The two somehows of getting and holding political power are to use institutionalized violence or to convince people to respect state authority. Statists usually pursue some combination of both. Violence is rarely preferred, however, because it can backlash into a resistance that threatens state power. It is far better for the state if people oppress themselves through willing obedience. It is even better if they express enthusiasm for their own oppression. Thus politicians and the media applaud the rah-rah attitude of cheering crowds who characterize elections. Thus voting is deified as the voice of “the people,” a fundamental right, and the best way to change society.

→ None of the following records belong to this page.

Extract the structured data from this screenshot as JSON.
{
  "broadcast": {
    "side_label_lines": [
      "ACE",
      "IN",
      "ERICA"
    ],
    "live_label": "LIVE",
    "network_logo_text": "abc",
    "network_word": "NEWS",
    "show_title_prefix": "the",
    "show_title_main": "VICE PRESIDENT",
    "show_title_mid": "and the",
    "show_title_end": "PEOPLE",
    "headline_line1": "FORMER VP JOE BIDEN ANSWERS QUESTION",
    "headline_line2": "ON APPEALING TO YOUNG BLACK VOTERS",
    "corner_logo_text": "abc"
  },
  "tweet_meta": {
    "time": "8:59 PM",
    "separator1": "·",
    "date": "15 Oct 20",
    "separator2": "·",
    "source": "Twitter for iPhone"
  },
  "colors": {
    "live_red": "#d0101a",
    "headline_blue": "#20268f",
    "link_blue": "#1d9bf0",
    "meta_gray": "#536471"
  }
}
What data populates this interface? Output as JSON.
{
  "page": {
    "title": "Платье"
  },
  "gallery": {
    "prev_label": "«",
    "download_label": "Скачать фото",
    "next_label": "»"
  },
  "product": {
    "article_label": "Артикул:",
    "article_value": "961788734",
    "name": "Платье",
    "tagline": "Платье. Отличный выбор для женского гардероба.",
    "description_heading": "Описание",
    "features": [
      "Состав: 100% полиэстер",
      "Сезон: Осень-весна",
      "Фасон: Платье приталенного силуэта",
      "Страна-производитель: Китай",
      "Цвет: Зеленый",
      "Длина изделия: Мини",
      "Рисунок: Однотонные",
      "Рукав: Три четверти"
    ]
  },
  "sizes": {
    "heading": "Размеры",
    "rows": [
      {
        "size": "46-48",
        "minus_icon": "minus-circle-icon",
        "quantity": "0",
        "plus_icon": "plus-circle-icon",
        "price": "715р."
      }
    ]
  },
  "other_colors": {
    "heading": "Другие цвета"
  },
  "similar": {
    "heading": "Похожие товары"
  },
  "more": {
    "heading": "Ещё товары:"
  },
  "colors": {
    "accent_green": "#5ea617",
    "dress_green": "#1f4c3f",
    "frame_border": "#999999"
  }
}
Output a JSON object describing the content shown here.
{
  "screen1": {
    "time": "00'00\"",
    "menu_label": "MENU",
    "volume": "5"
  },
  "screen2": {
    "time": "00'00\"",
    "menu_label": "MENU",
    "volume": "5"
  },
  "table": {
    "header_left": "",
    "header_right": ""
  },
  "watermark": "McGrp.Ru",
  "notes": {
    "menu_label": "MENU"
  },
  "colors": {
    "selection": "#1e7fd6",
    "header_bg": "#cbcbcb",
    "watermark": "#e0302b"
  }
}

The situation is the opposite of what the state claims. The anarchist author Albert Jay Nock divided power into two categories: social and state. Social power is the freedom individuals exercise over their lives; when people gather for mutual benefit and when a society forms, this is also social power. State power is the control government exercises over individuals and society; it preys upon them—through taxation, for example—to enrich itself. An inverse and antagonistic relationship exists between the two types of power, with the state expanding only at the expense of society and vice versa. Freedom does not and cannot come from elections that strengthen the state’s perceived legitimacy; freedom depends on weakening this authority, preferably down to zero.